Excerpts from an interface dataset

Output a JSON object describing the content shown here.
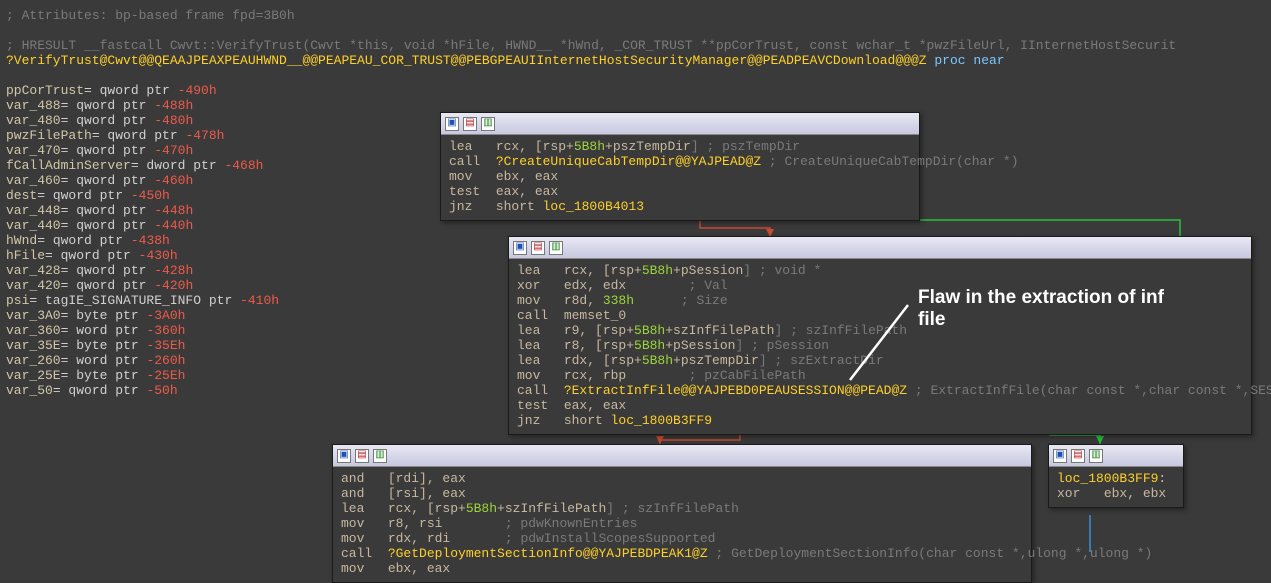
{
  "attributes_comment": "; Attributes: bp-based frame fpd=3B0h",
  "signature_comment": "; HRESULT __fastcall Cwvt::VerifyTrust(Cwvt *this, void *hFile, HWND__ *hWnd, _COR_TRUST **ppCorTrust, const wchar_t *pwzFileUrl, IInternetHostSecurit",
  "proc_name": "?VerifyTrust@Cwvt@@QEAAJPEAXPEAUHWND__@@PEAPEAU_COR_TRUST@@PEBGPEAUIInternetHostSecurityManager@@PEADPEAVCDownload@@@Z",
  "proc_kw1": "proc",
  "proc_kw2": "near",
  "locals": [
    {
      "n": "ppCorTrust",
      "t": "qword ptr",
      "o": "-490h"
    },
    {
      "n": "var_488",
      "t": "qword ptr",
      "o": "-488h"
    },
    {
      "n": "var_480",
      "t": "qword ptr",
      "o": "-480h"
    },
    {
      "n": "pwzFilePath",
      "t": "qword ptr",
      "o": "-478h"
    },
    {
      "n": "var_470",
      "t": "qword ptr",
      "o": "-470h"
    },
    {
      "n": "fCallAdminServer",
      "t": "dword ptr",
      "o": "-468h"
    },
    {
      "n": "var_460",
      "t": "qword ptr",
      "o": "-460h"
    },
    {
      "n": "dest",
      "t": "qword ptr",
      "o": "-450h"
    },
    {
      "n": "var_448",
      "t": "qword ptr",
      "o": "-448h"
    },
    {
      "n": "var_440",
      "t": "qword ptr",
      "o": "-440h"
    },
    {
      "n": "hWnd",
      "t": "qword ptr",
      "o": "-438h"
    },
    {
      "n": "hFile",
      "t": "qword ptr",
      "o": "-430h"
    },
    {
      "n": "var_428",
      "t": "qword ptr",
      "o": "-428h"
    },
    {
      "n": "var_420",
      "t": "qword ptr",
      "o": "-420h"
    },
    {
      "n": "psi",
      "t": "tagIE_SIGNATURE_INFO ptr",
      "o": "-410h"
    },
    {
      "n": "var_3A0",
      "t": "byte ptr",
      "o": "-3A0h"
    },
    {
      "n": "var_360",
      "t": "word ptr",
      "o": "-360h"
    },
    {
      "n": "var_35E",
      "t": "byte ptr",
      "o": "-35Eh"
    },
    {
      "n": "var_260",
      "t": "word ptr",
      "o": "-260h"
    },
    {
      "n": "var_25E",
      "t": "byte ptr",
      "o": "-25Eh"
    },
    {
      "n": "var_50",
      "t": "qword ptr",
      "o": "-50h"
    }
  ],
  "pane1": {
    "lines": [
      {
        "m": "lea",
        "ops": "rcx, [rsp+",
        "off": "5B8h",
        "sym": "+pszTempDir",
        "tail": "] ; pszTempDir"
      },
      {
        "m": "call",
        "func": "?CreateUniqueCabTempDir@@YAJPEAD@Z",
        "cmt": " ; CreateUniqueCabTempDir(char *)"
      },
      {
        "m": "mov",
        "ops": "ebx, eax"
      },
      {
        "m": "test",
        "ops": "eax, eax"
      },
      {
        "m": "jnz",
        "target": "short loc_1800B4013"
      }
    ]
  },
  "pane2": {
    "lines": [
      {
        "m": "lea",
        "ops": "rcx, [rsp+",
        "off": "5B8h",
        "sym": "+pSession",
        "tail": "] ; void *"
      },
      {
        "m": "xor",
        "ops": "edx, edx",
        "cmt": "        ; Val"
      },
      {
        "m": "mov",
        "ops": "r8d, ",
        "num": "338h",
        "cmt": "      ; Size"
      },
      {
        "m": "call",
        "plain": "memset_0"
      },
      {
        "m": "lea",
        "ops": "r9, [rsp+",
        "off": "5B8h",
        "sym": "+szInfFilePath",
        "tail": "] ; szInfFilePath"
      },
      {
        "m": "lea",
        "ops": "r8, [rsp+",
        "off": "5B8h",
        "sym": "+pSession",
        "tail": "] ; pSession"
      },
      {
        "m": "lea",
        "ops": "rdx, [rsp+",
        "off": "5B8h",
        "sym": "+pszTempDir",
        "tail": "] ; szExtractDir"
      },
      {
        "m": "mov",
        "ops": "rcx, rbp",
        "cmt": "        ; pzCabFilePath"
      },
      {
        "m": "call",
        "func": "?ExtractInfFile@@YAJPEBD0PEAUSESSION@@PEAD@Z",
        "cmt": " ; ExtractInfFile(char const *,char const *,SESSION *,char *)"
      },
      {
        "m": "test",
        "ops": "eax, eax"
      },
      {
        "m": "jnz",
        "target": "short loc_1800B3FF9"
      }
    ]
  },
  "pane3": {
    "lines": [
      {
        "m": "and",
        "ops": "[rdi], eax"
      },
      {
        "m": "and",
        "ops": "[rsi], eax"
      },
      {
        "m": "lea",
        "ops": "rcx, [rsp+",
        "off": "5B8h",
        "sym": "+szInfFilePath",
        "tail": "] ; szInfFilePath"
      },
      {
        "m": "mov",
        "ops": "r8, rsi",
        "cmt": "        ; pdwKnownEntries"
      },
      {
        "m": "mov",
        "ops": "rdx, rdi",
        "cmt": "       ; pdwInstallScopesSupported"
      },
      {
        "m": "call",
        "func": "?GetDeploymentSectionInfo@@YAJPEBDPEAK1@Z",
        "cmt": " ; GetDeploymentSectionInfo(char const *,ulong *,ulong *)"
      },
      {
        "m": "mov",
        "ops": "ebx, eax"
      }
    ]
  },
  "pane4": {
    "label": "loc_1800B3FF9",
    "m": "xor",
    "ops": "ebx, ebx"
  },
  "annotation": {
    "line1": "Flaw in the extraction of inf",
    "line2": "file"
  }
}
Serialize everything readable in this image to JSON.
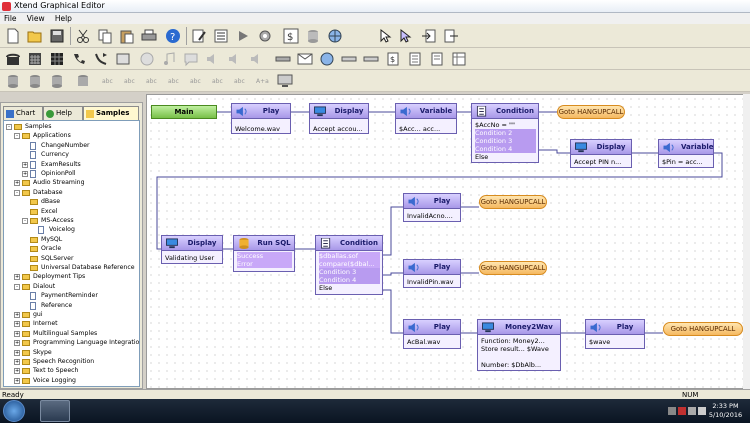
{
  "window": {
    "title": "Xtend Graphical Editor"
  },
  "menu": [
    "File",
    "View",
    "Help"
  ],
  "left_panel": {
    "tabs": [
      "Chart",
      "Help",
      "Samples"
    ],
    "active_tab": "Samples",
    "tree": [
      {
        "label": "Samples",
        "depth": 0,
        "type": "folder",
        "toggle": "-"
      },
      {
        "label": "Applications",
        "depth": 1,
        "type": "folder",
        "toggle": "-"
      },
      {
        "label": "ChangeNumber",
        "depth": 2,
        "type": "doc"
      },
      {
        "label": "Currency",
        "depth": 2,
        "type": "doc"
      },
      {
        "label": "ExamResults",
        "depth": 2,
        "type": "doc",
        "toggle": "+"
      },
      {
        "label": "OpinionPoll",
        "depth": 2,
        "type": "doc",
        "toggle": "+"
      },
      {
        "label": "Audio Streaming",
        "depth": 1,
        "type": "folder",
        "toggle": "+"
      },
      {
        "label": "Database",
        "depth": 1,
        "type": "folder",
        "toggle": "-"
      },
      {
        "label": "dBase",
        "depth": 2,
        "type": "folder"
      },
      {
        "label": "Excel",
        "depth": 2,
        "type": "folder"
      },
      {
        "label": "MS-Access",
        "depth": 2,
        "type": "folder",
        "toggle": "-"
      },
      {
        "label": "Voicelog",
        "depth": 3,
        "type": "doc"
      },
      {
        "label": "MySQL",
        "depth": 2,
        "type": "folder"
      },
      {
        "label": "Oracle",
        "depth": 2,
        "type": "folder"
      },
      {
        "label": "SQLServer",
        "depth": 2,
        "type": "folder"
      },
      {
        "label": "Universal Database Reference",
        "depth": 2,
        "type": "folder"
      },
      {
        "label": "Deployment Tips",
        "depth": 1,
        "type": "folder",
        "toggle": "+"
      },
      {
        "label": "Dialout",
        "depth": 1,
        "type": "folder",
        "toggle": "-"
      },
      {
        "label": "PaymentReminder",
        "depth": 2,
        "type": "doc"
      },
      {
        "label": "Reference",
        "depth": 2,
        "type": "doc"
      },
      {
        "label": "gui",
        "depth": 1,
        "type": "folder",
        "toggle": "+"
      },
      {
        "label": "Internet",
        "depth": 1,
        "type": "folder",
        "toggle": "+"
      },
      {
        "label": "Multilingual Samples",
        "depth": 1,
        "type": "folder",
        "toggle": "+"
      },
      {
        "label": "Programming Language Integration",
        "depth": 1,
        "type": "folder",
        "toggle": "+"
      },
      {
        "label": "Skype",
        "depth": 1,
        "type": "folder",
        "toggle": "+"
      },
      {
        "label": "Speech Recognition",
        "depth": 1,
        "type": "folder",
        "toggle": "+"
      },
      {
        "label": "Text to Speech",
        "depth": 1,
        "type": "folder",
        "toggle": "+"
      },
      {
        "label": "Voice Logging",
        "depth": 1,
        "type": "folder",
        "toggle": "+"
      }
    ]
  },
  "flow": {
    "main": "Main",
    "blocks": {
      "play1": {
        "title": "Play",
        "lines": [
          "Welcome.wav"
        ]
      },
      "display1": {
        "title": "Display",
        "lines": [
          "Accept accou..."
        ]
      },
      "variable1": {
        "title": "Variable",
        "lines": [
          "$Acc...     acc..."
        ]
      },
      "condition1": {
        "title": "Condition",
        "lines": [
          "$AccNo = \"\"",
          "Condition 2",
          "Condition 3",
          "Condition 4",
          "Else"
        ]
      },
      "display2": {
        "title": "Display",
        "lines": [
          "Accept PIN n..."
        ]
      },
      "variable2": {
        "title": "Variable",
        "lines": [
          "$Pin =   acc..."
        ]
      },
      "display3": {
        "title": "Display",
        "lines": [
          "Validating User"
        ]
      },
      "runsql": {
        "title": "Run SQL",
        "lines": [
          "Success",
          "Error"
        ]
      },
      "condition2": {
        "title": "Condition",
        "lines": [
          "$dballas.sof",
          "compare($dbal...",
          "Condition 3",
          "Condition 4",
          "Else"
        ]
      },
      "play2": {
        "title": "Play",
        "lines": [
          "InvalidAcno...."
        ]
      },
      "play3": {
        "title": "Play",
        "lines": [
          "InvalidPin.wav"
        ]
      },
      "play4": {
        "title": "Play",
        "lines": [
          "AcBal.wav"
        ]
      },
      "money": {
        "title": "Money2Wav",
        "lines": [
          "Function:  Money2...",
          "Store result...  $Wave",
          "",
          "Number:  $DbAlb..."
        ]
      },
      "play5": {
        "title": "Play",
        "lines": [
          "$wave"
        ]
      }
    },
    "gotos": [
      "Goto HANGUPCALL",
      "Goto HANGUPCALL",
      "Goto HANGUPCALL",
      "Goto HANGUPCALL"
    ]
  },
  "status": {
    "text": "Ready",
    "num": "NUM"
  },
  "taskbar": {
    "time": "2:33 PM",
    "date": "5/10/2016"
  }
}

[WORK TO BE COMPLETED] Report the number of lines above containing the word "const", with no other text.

[WRITTEN RESPONSE] 3